[Collected data entries]
━━━━━━━━━━━━━━━━
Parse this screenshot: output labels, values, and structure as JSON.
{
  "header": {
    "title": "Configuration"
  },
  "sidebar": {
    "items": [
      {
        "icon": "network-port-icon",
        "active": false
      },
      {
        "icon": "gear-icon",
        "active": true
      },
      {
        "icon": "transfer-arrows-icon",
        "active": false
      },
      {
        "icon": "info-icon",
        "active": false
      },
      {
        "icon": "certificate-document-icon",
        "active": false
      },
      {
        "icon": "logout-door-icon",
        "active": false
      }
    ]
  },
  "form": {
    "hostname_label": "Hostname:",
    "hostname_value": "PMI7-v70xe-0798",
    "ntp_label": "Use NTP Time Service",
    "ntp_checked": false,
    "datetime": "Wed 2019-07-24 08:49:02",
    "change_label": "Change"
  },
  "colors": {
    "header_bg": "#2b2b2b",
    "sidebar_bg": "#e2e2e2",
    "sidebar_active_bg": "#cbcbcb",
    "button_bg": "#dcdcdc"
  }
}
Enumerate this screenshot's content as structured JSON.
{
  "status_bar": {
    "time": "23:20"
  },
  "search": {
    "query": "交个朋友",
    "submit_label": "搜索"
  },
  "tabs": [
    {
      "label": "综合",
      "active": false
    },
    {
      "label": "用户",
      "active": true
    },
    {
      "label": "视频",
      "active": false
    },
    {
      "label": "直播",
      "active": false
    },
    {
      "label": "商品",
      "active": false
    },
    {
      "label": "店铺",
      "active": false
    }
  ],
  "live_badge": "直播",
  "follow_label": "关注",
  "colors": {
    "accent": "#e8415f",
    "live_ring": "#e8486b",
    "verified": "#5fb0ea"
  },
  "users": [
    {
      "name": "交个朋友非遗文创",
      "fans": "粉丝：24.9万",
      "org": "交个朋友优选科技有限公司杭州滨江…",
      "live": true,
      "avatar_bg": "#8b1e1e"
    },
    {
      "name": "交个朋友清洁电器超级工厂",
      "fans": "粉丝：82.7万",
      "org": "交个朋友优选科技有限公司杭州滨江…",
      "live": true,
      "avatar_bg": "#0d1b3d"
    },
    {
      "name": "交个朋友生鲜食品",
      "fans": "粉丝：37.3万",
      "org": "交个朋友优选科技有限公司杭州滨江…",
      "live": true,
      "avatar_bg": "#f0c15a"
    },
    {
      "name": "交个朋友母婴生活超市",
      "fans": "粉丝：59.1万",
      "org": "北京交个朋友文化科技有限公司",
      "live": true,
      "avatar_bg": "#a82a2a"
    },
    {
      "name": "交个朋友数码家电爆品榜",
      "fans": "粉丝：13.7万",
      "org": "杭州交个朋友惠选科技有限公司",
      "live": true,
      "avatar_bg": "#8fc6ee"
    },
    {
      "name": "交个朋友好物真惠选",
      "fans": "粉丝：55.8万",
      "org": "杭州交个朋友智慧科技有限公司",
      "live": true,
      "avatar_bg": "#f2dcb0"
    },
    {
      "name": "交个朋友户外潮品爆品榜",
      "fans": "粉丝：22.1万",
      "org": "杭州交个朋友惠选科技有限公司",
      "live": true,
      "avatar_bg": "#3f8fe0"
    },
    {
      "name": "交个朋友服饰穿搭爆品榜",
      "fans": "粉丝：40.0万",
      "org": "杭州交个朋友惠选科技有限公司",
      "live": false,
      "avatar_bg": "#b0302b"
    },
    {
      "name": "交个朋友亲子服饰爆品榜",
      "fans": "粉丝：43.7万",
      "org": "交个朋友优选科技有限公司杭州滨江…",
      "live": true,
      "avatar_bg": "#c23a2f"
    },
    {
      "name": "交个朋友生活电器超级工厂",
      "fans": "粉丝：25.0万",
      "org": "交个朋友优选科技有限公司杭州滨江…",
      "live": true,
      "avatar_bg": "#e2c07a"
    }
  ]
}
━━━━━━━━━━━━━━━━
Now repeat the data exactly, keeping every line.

Parse this screenshot: output labels, values, and structure as JSON.
{
  "header": {
    "title": "Configuration"
  },
  "sidebar": {
    "items": [
      {
        "icon": "network-port-icon",
        "active": false
      },
      {
        "icon": "gear-icon",
        "active": true
      },
      {
        "icon": "transfer-arrows-icon",
        "active": false
      },
      {
        "icon": "info-icon",
        "active": false
      },
      {
        "icon": "certificate-document-icon",
        "active": false
      },
      {
        "icon": "logout-door-icon",
        "active": false
      }
    ]
  },
  "form": {
    "hostname_label": "Hostname:",
    "hostname_value": "PMI7-v70xe-0798",
    "ntp_label": "Use NTP Time Service",
    "ntp_checked": false,
    "datetime": "Wed 2019-07-24 08:49:02",
    "change_label": "Change"
  },
  "colors": {
    "header_bg": "#2b2b2b",
    "sidebar_bg": "#e2e2e2",
    "sidebar_active_bg": "#cbcbcb",
    "button_bg": "#dcdcdc"
  }
}
Enumerate this screenshot's content as structured JSON.
{
  "status_bar": {
    "time": "23:20"
  },
  "search": {
    "query": "交个朋友",
    "submit_label": "搜索"
  },
  "tabs": [
    {
      "label": "综合",
      "active": false
    },
    {
      "label": "用户",
      "active": true
    },
    {
      "label": "视频",
      "active": false
    },
    {
      "label": "直播",
      "active": false
    },
    {
      "label": "商品",
      "active": false
    },
    {
      "label": "店铺",
      "active": false
    }
  ],
  "live_badge": "直播",
  "follow_label": "关注",
  "colors": {
    "accent": "#e8415f",
    "live_ring": "#e8486b",
    "verified": "#5fb0ea"
  },
  "users": [
    {
      "name": "交个朋友非遗文创",
      "fans": "粉丝：24.9万",
      "org": "交个朋友优选科技有限公司杭州滨江…",
      "live": true,
      "avatar_bg": "#8b1e1e"
    },
    {
      "name": "交个朋友清洁电器超级工厂",
      "fans": "粉丝：82.7万",
      "org": "交个朋友优选科技有限公司杭州滨江…",
      "live": true,
      "avatar_bg": "#0d1b3d"
    },
    {
      "name": "交个朋友生鲜食品",
      "fans": "粉丝：37.3万",
      "org": "交个朋友优选科技有限公司杭州滨江…",
      "live": true,
      "avatar_bg": "#f0c15a"
    },
    {
      "name": "交个朋友母婴生活超市",
      "fans": "粉丝：59.1万",
      "org": "北京交个朋友文化科技有限公司",
      "live": true,
      "avatar_bg": "#a82a2a"
    },
    {
      "name": "交个朋友数码家电爆品榜",
      "fans": "粉丝：13.7万",
      "org": "杭州交个朋友惠选科技有限公司",
      "live": true,
      "avatar_bg": "#8fc6ee"
    },
    {
      "name": "交个朋友好物真惠选",
      "fans": "粉丝：55.8万",
      "org": "杭州交个朋友智慧科技有限公司",
      "live": true,
      "avatar_bg": "#f2dcb0"
    },
    {
      "name": "交个朋友户外潮品爆品榜",
      "fans": "粉丝：22.1万",
      "org": "杭州交个朋友惠选科技有限公司",
      "live": true,
      "avatar_bg": "#3f8fe0"
    },
    {
      "name": "交个朋友服饰穿搭爆品榜",
      "fans": "粉丝：40.0万",
      "org": "杭州交个朋友惠选科技有限公司",
      "live": false,
      "avatar_bg": "#b0302b"
    },
    {
      "name": "交个朋友亲子服饰爆品榜",
      "fans": "粉丝：43.7万",
      "org": "交个朋友优选科技有限公司杭州滨江…",
      "live": true,
      "avatar_bg": "#c23a2f"
    },
    {
      "name": "交个朋友生活电器超级工厂",
      "fans": "粉丝：25.0万",
      "org": "交个朋友优选科技有限公司杭州滨江…",
      "live": true,
      "avatar_bg": "#e2c07a"
    }
  ]
}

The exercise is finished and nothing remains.